I'd recommend running this on a subset of your data (20000 rows would be a bad idea!) with some sort of extra sanity checking (max # of static elements etc)

Final caveat: it may do a perfect job, but even if it does, how do you know which item is the PRODUCT and which one is the FREEGIFT?

The algorithm

  1. If all strings in the set start with the same character, add that character to the "current match" set, then remove the leading character from all strings
  2. If not, remove the first character from all strings whose first x (minimum match length) characters aren't contained in all the other strings
  3. As soon as a mismatch is reached (case 2), yield the current match if it meets the length requirement
  4. Continue until all strings are exhausted

The implementation

private static IEnumerable<string> FindCommonContent(string[] strings, int minimumMatchLength)
    string sharedContent = "";

    while (strings.All(x => x.Length > 0))
        var item1FirstCharacter = strings[0][0];

        if (strings.All(x => x[0] == item1FirstCharacter))
            sharedContent += item1FirstCharacter;

            for (int index = 0; index < strings.Length; index++)
                strings[index] = strings[index].Substring(1);


        if (sharedContent.Length >= minimumMatchLength)
            yield return sharedContent;

        sharedContent = "";

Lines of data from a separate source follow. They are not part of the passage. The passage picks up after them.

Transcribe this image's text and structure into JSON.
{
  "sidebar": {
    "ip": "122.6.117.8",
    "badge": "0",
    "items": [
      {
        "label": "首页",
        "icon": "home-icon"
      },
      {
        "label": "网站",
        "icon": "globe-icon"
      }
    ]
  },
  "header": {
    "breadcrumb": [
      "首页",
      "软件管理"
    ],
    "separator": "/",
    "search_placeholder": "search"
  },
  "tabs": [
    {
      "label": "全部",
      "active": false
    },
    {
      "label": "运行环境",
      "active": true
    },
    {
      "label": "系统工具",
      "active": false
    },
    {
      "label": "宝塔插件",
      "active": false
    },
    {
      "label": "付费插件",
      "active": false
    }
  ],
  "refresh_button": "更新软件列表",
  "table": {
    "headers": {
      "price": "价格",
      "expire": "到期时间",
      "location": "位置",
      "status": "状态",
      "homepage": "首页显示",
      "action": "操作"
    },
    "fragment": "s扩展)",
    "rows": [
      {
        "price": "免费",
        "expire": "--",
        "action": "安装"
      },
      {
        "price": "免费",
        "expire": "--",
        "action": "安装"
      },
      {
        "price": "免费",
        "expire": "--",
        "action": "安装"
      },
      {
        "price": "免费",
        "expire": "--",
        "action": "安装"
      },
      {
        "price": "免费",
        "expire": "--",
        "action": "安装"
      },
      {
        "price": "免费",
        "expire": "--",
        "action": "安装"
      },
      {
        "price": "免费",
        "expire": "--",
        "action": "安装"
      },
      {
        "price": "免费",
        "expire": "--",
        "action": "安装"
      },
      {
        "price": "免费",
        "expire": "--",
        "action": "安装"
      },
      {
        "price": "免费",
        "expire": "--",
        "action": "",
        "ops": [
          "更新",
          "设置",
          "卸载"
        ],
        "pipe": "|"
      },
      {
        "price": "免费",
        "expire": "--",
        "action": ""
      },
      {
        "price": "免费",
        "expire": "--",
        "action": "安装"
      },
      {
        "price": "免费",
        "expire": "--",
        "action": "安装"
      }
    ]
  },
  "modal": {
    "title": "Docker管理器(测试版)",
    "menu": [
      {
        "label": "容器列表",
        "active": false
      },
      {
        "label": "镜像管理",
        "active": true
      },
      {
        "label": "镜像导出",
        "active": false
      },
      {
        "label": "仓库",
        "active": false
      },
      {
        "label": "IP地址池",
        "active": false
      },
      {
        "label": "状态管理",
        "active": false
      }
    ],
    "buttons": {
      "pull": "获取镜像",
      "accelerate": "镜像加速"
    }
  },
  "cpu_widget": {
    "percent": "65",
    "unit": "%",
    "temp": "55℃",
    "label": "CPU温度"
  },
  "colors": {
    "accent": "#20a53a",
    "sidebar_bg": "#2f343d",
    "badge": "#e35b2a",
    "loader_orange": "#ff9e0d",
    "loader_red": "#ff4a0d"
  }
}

        // If the first minMatch characters of a string aren't in all the other strings, consume the first character of that string
        for (int index = 0; index < strings.Length; index++)
            string testBlock = strings[index].Substring(0, Math.Min(minimumMatchLength, strings[index].Length));

            if (!strings.All(x => x.Contains(testBlock)))
                strings[index] = strings[index].Substring(1);

    if (sharedContent.Length >= minimumMatchLength)
        yield return sharedContent;


Set 1 (from your example):

FindCommonContent(strings, 4);
=> "with "

Set 2 (from your example):

FindCommonContent(strings, 4);
=> "Brand new ", "and a ", "if you order today"

Building the regex

This should be as simple as:

 "{.*}" + string.Join("{.*}", FindCommonContent(strings, 4)) + "{.*}";
=> "^{.*}Brand new {.*}and a {.*}if you order today{.*}$"

Although you could modify the algorithm to return information about where the matches are (between or outside the static content), this will be fine, as you know some will match zero-length strings anyway.

share|improve this answer

I think it would be possible with an algorithm , but the time it would take you to code it versus simply doing the Regular Expression might not be worth it.

You could however make your changing process faster. If instead of having your Regex String inside your application, you'd put it in a text file somewhere, you wouldn't have to recompile and redeploy everything every time there's a change, you could simply edit the text file.

Depending on your project size and implementation, this could save you a generous amount of time.

share|improve this answer

Your Answer


By posting your answer, you agree to the privacy policy and terms of service.

Not the answer you're looking for? Browse other questions tagged or ask your own question.